19 Nov

I was recently out of class presenting at a conference and looking for a way to keep my students moving forward in my curriculum.  Usually when I miss class for a conference I try and time it around a project, group work or a hands-on activity that a substitute teacher could easily oversee, however that just wasn’t possible this time.  My class was heading into a very challenging section of the curriculum where they were learning about the steps of muscle contraction.  This is a very complicated process where I usually walk them through it using an App Called Animation Creator HD.

(see post here:     https://ipads4education.org/2013/10/08/using-student-created-animation-to-increase-understanding/ )

(see my Book on the iTunes Bookstore about teaching this concept:  https://itunes.apple.com/us/book/student-created-science-animation/id860822256?mt=11&uo=4)

One Best Thing

What made this different then both of those situations?  I was not in the room!  I decided to use a combination of Edpuzzle.com and  Animation Creator to help my students learn about muscle contraction.  I used three Kahn Academy videos on muscle contraction (Myosin and Actin, Tropmyosin and Troponin, and The Role of the Sarcoplasmic Reticulum) but loaded them into EdPuzzle so I could add my own audio and short quiz questions to help further my students’ understanding.  If you are not familiar with EdPuzzle, the website allows teachers to take videos they have created or found on the web and add interactive content.  Teachers can add their own audio over the entire video or just pause the video at a specific point and explain a topic further that perhaps their students were not as familiar with.  I did this a number of times which helped scaffold my students up to the higher level content found in these videos.  The interactive piece comes from the discussion questions and multiple choice questions that you can add to any video.  This forces students to pause, reflect and answer a question before they are allowed to move on in the video.  I found this particularly helpful because I was out of the building.  However, because I still had access to the internet, I could sit and watch my students progress through the videos and watch which answers they were getting right and which ones they were getting wrong.

Lastly, I create a short video using a program called Reflector on my Mac to record a movie on how to create a muscle contraction animation on iPad.  Students worked in pairs because one students showed the video on their iPad while they worked together on the other iPad to create the animation.  For homework both students were required to add their own audio to the animation using iMovie.

I have to admit that I was worried that my students would struggle with all of the new technology and the new content but they didn’t!  My students had NEVER used Edpuzzle or Animation Creator but they were able to figure it out!  I just sent them the links and a few instructions and they were off and learning.  I was amazed with what they created the last two days in class and pretty happy with how much they had learned.

Leave a Reply

Fill in your details below or click an icon to log in:

WordPress.com Logo

You are commenting using your WordPress.com account.

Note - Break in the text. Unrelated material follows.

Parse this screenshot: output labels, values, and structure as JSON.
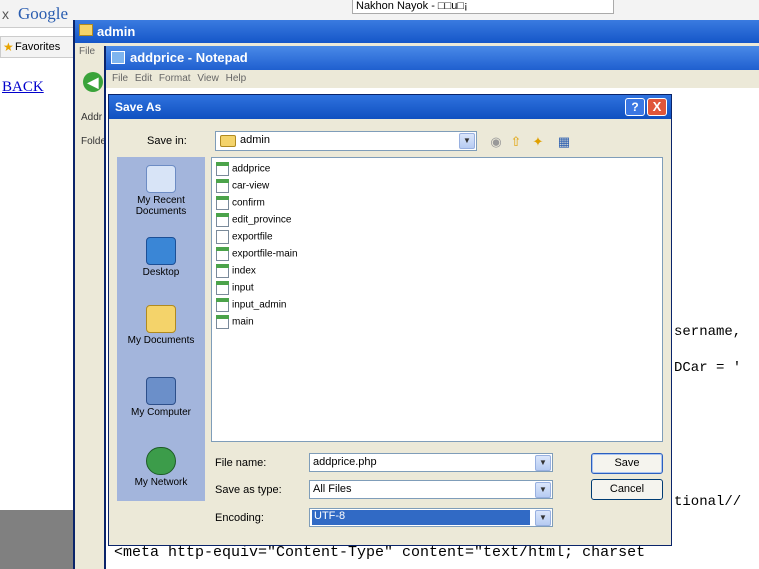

Log Out / Change )

Twitter picture

You are commenting using your Twitter account. Log Out / Change )

Facebook photo

You are commenting using your Facebook account. Log Out / Change )

Google+ photo

You are commenting using your Google+ account. Log Out / Change )

Connecting to %s

%d bloggers like this: